(Element data from apps and pages)
________
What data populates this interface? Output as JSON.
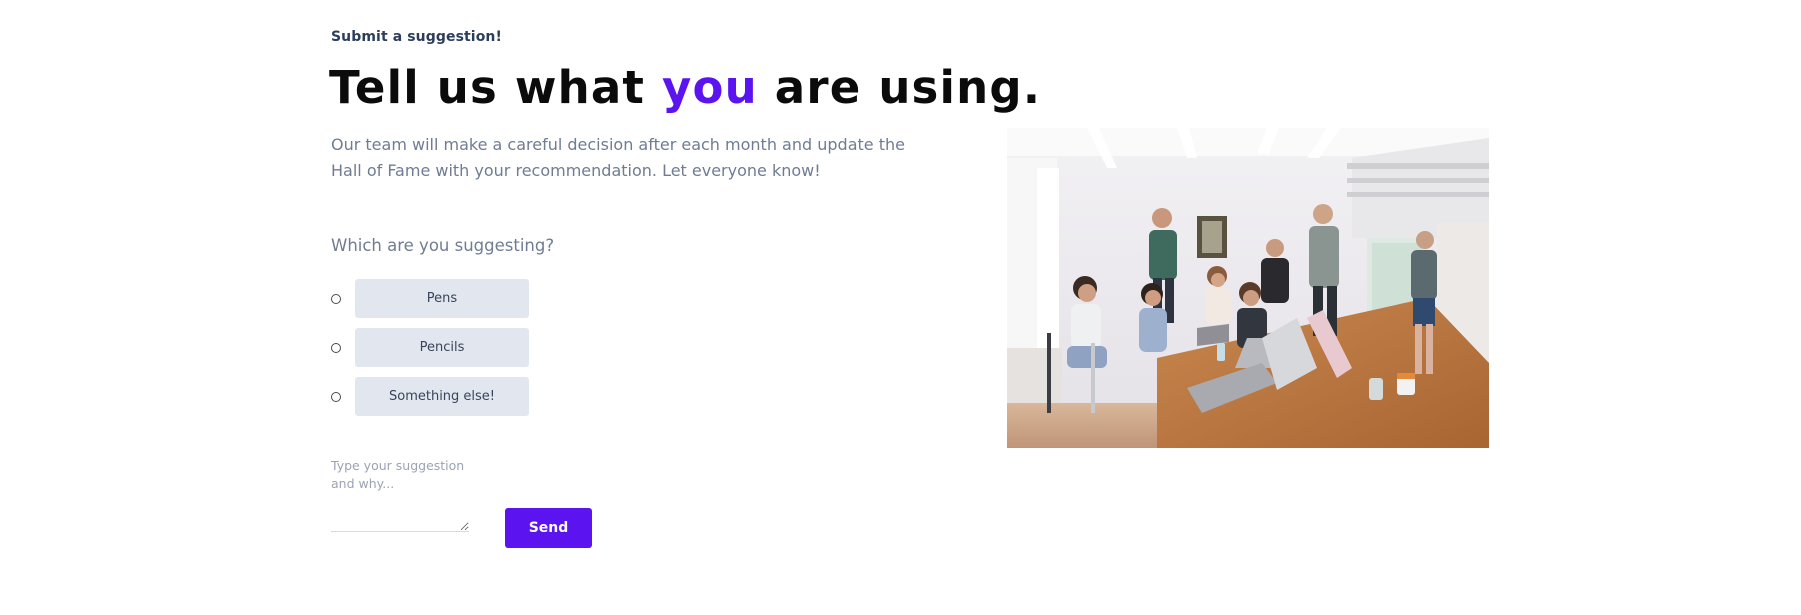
{
  "section": {
    "eyebrow": "Submit a suggestion!",
    "headline": {
      "before": "Tell us what",
      "highlight": "you",
      "after": "are using."
    },
    "description": "Our team will make a careful decision after each month and update the Hall of Fame with your recommendation. Let everyone know!"
  },
  "form": {
    "question": "Which are you suggesting?",
    "options": [
      {
        "label": "Pens",
        "selected": false
      },
      {
        "label": "Pencils",
        "selected": false
      },
      {
        "label": "Something else!",
        "selected": false
      }
    ],
    "suggestion_placeholder": "Type your suggestion and why...",
    "suggestion_value": "",
    "send_label": "Send"
  },
  "photo": {
    "subject": "team-meeting-photo"
  },
  "colors": {
    "accent": "#5b14f0",
    "heading": "#0b0b0b",
    "muted_text": "#6f7c93",
    "option_bg": "#e2e7ef"
  }
}
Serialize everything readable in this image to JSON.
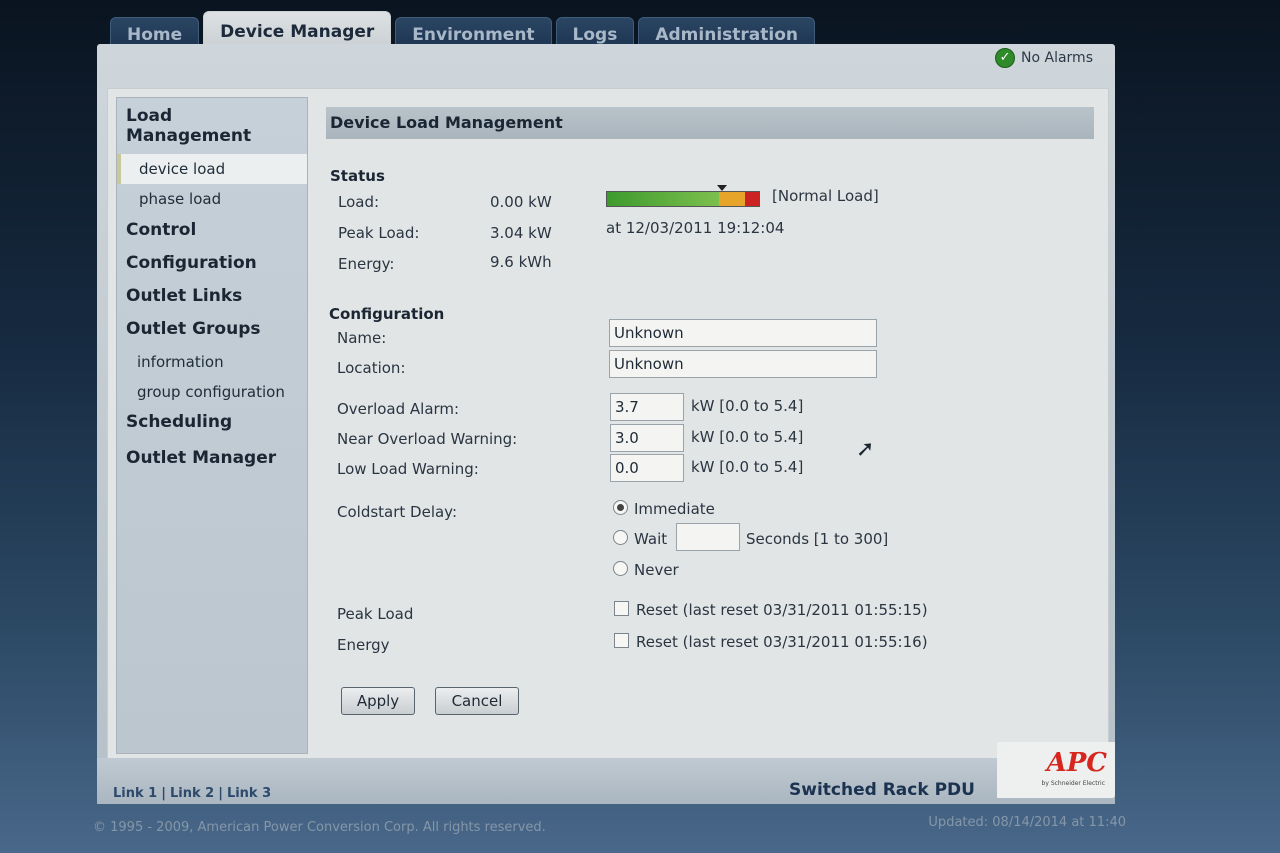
{
  "tabs": [
    "Home",
    "Device Manager",
    "Environment",
    "Logs",
    "Administration"
  ],
  "alarm_status": "No Alarms",
  "sidebar": {
    "load_management": "Load Management",
    "device_load": "device load",
    "phase_load": "phase load",
    "control": "Control",
    "configuration": "Configuration",
    "outlet_links": "Outlet Links",
    "outlet_groups": "Outlet Groups",
    "information": "information",
    "group_configuration": "group configuration",
    "scheduling": "Scheduling",
    "outlet_manager": "Outlet Manager"
  },
  "panel_title": "Device Load Management",
  "status": {
    "heading": "Status",
    "load_label": "Load:",
    "load_value": "0.00 kW",
    "load_state": "[Normal Load]",
    "load_meter_fraction": 0.75,
    "peak_label": "Peak Load:",
    "peak_value": "3.04 kW",
    "peak_time": "at 12/03/2011 19:12:04",
    "energy_label": "Energy:",
    "energy_value": "9.6 kWh"
  },
  "config": {
    "heading": "Configuration",
    "name_label": "Name:",
    "name_value": "Unknown",
    "location_label": "Location:",
    "location_value": "Unknown",
    "overload_label": "Overload Alarm:",
    "overload_value": "3.7",
    "overload_range": "kW [0.0 to 5.4]",
    "near_label": "Near Overload Warning:",
    "near_value": "3.0",
    "near_range": "kW [0.0 to 5.4]",
    "low_label": "Low Load Warning:",
    "low_value": "0.0",
    "low_range": "kW [0.0 to 5.4]",
    "coldstart_label": "Coldstart Delay:",
    "immediate": "Immediate",
    "wait": "Wait",
    "wait_value": "",
    "wait_range": "Seconds [1 to 300]",
    "never": "Never",
    "peak_reset_label": "Peak Load",
    "peak_reset_text": "Reset (last reset 03/31/2011 01:55:15)",
    "energy_reset_label": "Energy",
    "energy_reset_text": "Reset (last reset 03/31/2011 01:55:16)"
  },
  "buttons": {
    "apply": "Apply",
    "cancel": "Cancel"
  },
  "footer": {
    "link1": "Link 1",
    "link2": "Link 2",
    "link3": "Link 3",
    "product": "Switched Rack PDU",
    "logo": "APC",
    "logo_sub": "by Schneider Electric",
    "copyright": "© 1995 - 2009, American Power Conversion Corp. All rights reserved.",
    "updated": "Updated: 08/14/2014 at 11:40"
  },
  "colors": {
    "meter_green": "#3e9a2d",
    "meter_orange": "#e6a52a",
    "meter_red": "#cc2222",
    "logo": "#d6261e"
  }
}
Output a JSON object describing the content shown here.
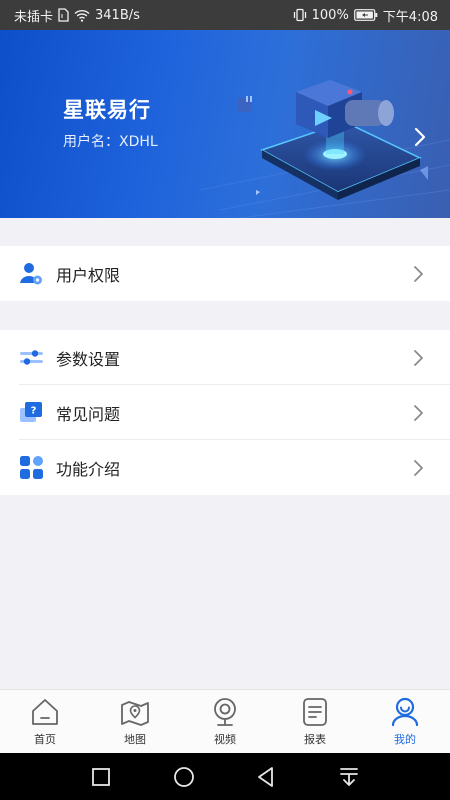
{
  "status_bar": {
    "carrier": "未插卡",
    "speed": "341B/s",
    "battery": "100%",
    "time": "下午4:08"
  },
  "header": {
    "title": "星联易行",
    "username": "用户名：XDHL"
  },
  "menu_group_1": [
    {
      "label": "用户权限",
      "icon": "user-permission-icon"
    }
  ],
  "menu_group_2": [
    {
      "label": "参数设置",
      "icon": "settings-sliders-icon"
    },
    {
      "label": "常见问题",
      "icon": "faq-icon"
    },
    {
      "label": "功能介绍",
      "icon": "features-grid-icon"
    }
  ],
  "tabs": [
    {
      "label": "首页",
      "icon": "home-icon",
      "active": false
    },
    {
      "label": "地图",
      "icon": "map-icon",
      "active": false
    },
    {
      "label": "视频",
      "icon": "video-camera-icon",
      "active": false
    },
    {
      "label": "报表",
      "icon": "report-icon",
      "active": false
    },
    {
      "label": "我的",
      "icon": "profile-icon",
      "active": true
    }
  ],
  "colors": {
    "accent": "#1f6be0",
    "hero_start": "#0d4fc9",
    "hero_end": "#3a5fb0",
    "background": "#f2f1f5"
  }
}
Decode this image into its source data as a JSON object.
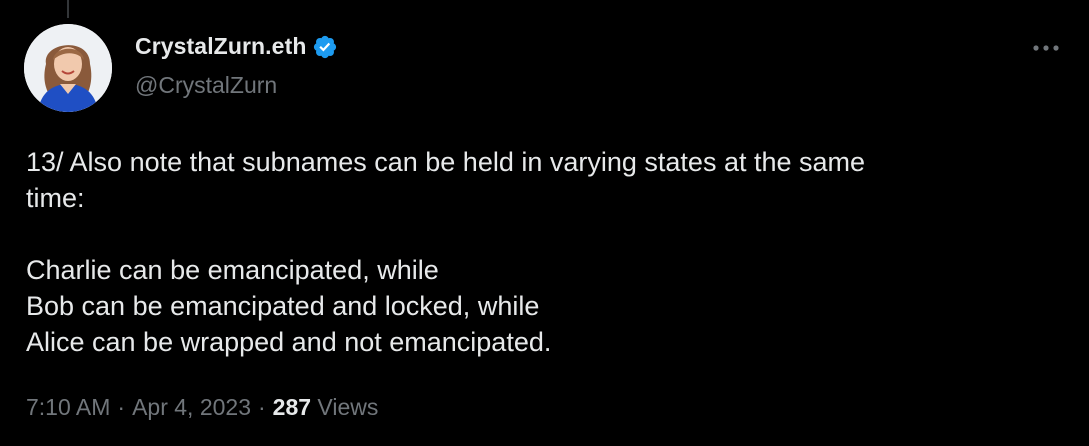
{
  "author": {
    "display_name": "CrystalZurn.eth",
    "handle": "@CrystalZurn",
    "verified": true
  },
  "tweet": {
    "lines": [
      "13/ Also note that subnames can be held in varying states at the same",
      "time:",
      "",
      "Charlie can be emancipated, while",
      "Bob can be emancipated and locked, while",
      "Alice can be wrapped and not emancipated."
    ]
  },
  "meta": {
    "time": "7:10 AM",
    "separator": "·",
    "date": "Apr 4, 2023",
    "views_count": "287",
    "views_label": "Views"
  },
  "icons": {
    "verified": "verified-badge-icon",
    "more": "more-horizontal-icon"
  },
  "colors": {
    "background": "#000000",
    "primary_text": "#e7e9ea",
    "secondary_text": "#71767b",
    "verified_blue": "#1d9bf0"
  }
}
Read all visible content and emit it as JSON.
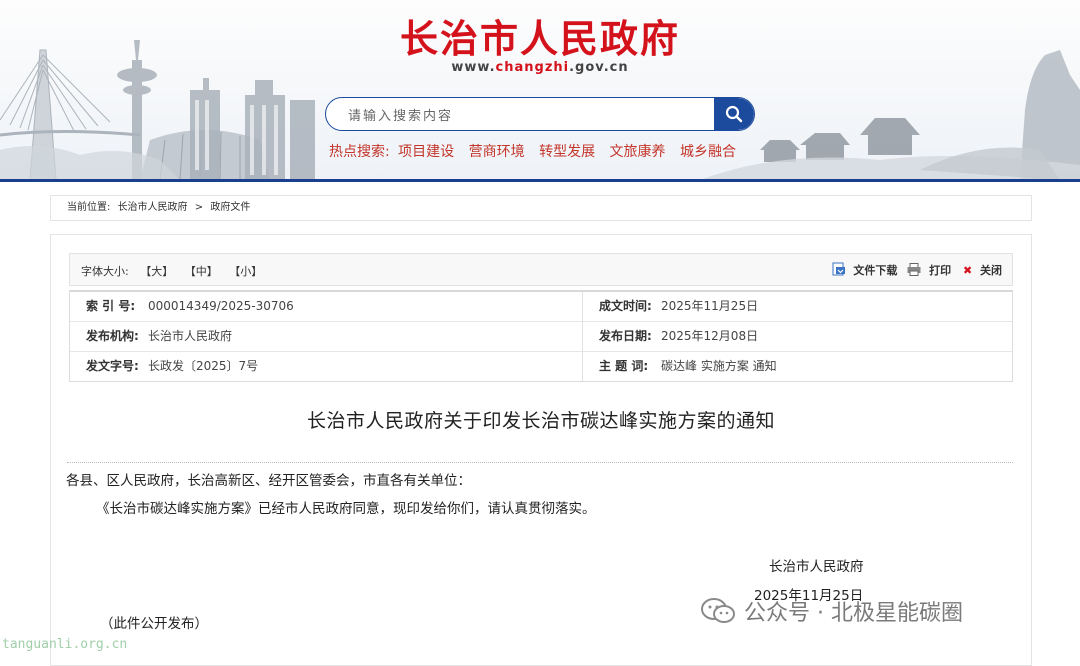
{
  "header": {
    "site_title": "长治市人民政府",
    "url_prefix": "www.",
    "url_highlight": "changzhi",
    "url_suffix": ".gov.cn",
    "search_placeholder": "请输入搜索内容",
    "hot_label": "热点搜索:",
    "hot_links": [
      "项目建设",
      "营商环境",
      "转型发展",
      "文旅康养",
      "城乡融合"
    ]
  },
  "breadcrumb": {
    "label": "当前位置:",
    "items": [
      "长治市人民政府",
      ">",
      "政府文件"
    ]
  },
  "toolbar": {
    "font_size_label": "字体大小:",
    "large": "【大】",
    "medium": "【中】",
    "small": "【小】",
    "download": "文件下载",
    "print": "打印",
    "close": "关闭"
  },
  "meta": {
    "index_label": "索 引 号:",
    "index_value": "000014349/2025-30706",
    "created_label": "成文时间:",
    "created_value": "2025年11月25日",
    "issuer_label": "发布机构:",
    "issuer_value": "长治市人民政府",
    "publish_label": "发布日期:",
    "publish_value": "2025年12月08日",
    "docno_label": "发文字号:",
    "docno_value": "长政发〔2025〕7号",
    "subject_label": "主 题 词:",
    "subject_value": "碳达峰 实施方案 通知"
  },
  "document": {
    "title": "长治市人民政府关于印发长治市碳达峰实施方案的通知",
    "salutation": "各县、区人民政府，长治高新区、经开区管委会，市直各有关单位：",
    "body": "《长治市碳达峰实施方案》已经市人民政府同意，现印发给你们，请认真贯彻落实。",
    "signer": "长治市人民政府",
    "date": "2025年11月25日",
    "note": "（此件公开发布）"
  },
  "watermarks": {
    "site": "tanguanli.org.cn",
    "account": "公众号 · 北极星能碳圈"
  },
  "colors": {
    "title_red": "#d4121c",
    "nav_blue": "#1b3f8f",
    "hot_red": "#c4352a"
  }
}
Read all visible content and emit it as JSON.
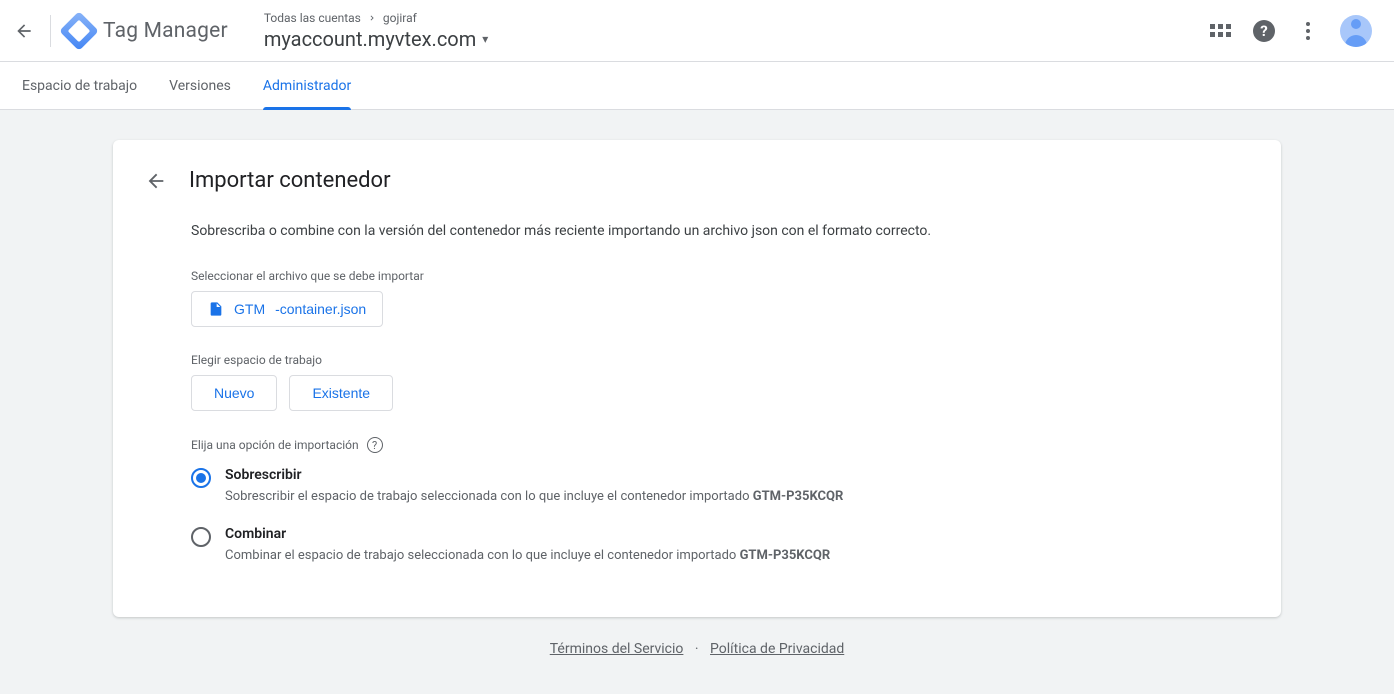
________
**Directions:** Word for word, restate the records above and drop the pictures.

**Response area:**
What data populates this interface? Output as JSON.
{
  "section": {
    "eyebrow": "Submit a suggestion!",
    "headline": {
      "before": "Tell us what",
      "highlight": "you",
      "after": "are using."
    },
    "description": "Our team will make a careful decision after each month and update the Hall of Fame with your recommendation. Let everyone know!"
  },
  "form": {
    "question": "Which are you suggesting?",
    "options": [
      {
        "label": "Pens",
        "selected": false
      },
      {
        "label": "Pencils",
        "selected": false
      },
      {
        "label": "Something else!",
        "selected": false
      }
    ],
    "suggestion_placeholder": "Type your suggestion and why...",
    "suggestion_value": "",
    "send_label": "Send"
  },
  "photo": {
    "subject": "team-meeting-photo"
  },
  "colors": {
    "accent": "#5b14f0",
    "heading": "#0b0b0b",
    "muted_text": "#6f7c93",
    "option_bg": "#e2e7ef"
  }
}
Serialize everything readable in this image to JSON.
{
  "tabs": [
    "Home",
    "Device Manager",
    "Environment",
    "Logs",
    "Administration"
  ],
  "alarm_status": "No Alarms",
  "sidebar": {
    "load_management": "Load Management",
    "device_load": "device load",
    "phase_load": "phase load",
    "control": "Control",
    "configuration": "Configuration",
    "outlet_links": "Outlet Links",
    "outlet_groups": "Outlet Groups",
    "information": "information",
    "group_configuration": "group configuration",
    "scheduling": "Scheduling",
    "outlet_manager": "Outlet Manager"
  },
  "panel_title": "Device Load Management",
  "status": {
    "heading": "Status",
    "load_label": "Load:",
    "load_value": "0.00 kW",
    "load_state": "[Normal Load]",
    "load_meter_fraction": 0.75,
    "peak_label": "Peak Load:",
    "peak_value": "3.04 kW",
    "peak_time": "at 12/03/2011 19:12:04",
    "energy_label": "Energy:",
    "energy_value": "9.6 kWh"
  },
  "config": {
    "heading": "Configuration",
    "name_label": "Name:",
    "name_value": "Unknown",
    "location_label": "Location:",
    "location_value": "Unknown",
    "overload_label": "Overload Alarm:",
    "overload_value": "3.7",
    "overload_range": "kW [0.0 to 5.4]",
    "near_label": "Near Overload Warning:",
    "near_value": "3.0",
    "near_range": "kW [0.0 to 5.4]",
    "low_label": "Low Load Warning:",
    "low_value": "0.0",
    "low_range": "kW [0.0 to 5.4]",
    "coldstart_label": "Coldstart Delay:",
    "immediate": "Immediate",
    "wait": "Wait",
    "wait_value": "",
    "wait_range": "Seconds [1 to 300]",
    "never": "Never",
    "peak_reset_label": "Peak Load",
    "peak_reset_text": "Reset (last reset 03/31/2011 01:55:15)",
    "energy_reset_label": "Energy",
    "energy_reset_text": "Reset (last reset 03/31/2011 01:55:16)"
  },
  "buttons": {
    "apply": "Apply",
    "cancel": "Cancel"
  },
  "footer": {
    "link1": "Link 1",
    "link2": "Link 2",
    "link3": "Link 3",
    "product": "Switched Rack PDU",
    "logo": "APC",
    "logo_sub": "by Schneider Electric",
    "copyright": "© 1995 - 2009, American Power Conversion Corp. All rights reserved.",
    "updated": "Updated: 08/14/2014 at 11:40"
  },
  "colors": {
    "meter_green": "#3e9a2d",
    "meter_orange": "#e6a52a",
    "meter_red": "#cc2222",
    "logo": "#d6261e"
  }
}
Output a JSON object describing the content shown here.
{
  "status_bar": {
    "carrier": "未插卡",
    "speed": "341B/s",
    "battery": "100%",
    "time": "下午4:08"
  },
  "header": {
    "title": "星联易行",
    "username": "用户名：XDHL"
  },
  "menu_group_1": [
    {
      "label": "用户权限",
      "icon": "user-permission-icon"
    }
  ],
  "menu_group_2": [
    {
      "label": "参数设置",
      "icon": "settings-sliders-icon"
    },
    {
      "label": "常见问题",
      "icon": "faq-icon"
    },
    {
      "label": "功能介绍",
      "icon": "features-grid-icon"
    }
  ],
  "tabs": [
    {
      "label": "首页",
      "icon": "home-icon",
      "active": false
    },
    {
      "label": "地图",
      "icon": "map-icon",
      "active": false
    },
    {
      "label": "视频",
      "icon": "video-camera-icon",
      "active": false
    },
    {
      "label": "报表",
      "icon": "report-icon",
      "active": false
    },
    {
      "label": "我的",
      "icon": "profile-icon",
      "active": true
    }
  ],
  "colors": {
    "accent": "#1f6be0",
    "hero_start": "#0d4fc9",
    "hero_end": "#3a5fb0",
    "background": "#f2f1f5"
  }
}
Decode this image into its source data as a JSON object.
{
  "author": {
    "display_name": "CrystalZurn.eth",
    "handle": "@CrystalZurn",
    "verified": true
  },
  "tweet": {
    "lines": [
      "13/ Also note that subnames can be held in varying states at the same",
      "time:",
      "",
      "Charlie can be emancipated, while",
      "Bob can be emancipated and locked, while",
      "Alice can be wrapped and not emancipated."
    ]
  },
  "meta": {
    "time": "7:10 AM",
    "separator": "·",
    "date": "Apr 4, 2023",
    "views_count": "287",
    "views_label": "Views"
  },
  "icons": {
    "verified": "verified-badge-icon",
    "more": "more-horizontal-icon"
  },
  "colors": {
    "background": "#000000",
    "primary_text": "#e7e9ea",
    "secondary_text": "#71767b",
    "verified_blue": "#1d9bf0"
  }
}
Read all visible content and emit it as JSON.
{
  "header": {
    "site_title": "长治市人民政府",
    "url_prefix": "www.",
    "url_highlight": "changzhi",
    "url_suffix": ".gov.cn",
    "search_placeholder": "请输入搜索内容",
    "hot_label": "热点搜索:",
    "hot_links": [
      "项目建设",
      "营商环境",
      "转型发展",
      "文旅康养",
      "城乡融合"
    ]
  },
  "breadcrumb": {
    "label": "当前位置:",
    "items": [
      "长治市人民政府",
      ">",
      "政府文件"
    ]
  },
  "toolbar": {
    "font_size_label": "字体大小:",
    "large": "【大】",
    "medium": "【中】",
    "small": "【小】",
    "download": "文件下载",
    "print": "打印",
    "close": "关闭"
  },
  "meta": {
    "index_label": "索 引 号:",
    "index_value": "000014349/2025-30706",
    "created_label": "成文时间:",
    "created_value": "2025年11月25日",
    "issuer_label": "发布机构:",
    "issuer_value": "长治市人民政府",
    "publish_label": "发布日期:",
    "publish_value": "2025年12月08日",
    "docno_label": "发文字号:",
    "docno_value": "长政发〔2025〕7号",
    "subject_label": "主 题 词:",
    "subject_value": "碳达峰 实施方案 通知"
  },
  "document": {
    "title": "长治市人民政府关于印发长治市碳达峰实施方案的通知",
    "salutation": "各县、区人民政府，长治高新区、经开区管委会，市直各有关单位：",
    "body": "《长治市碳达峰实施方案》已经市人民政府同意，现印发给你们，请认真贯彻落实。",
    "signer": "长治市人民政府",
    "date": "2025年11月25日",
    "note": "（此件公开发布）"
  },
  "watermarks": {
    "site": "tanguanli.org.cn",
    "account": "公众号 · 北极星能碳圈"
  },
  "colors": {
    "title_red": "#d4121c",
    "nav_blue": "#1b3f8f",
    "hot_red": "#c4352a"
  }
}
Read all visible content and emit it as JSON.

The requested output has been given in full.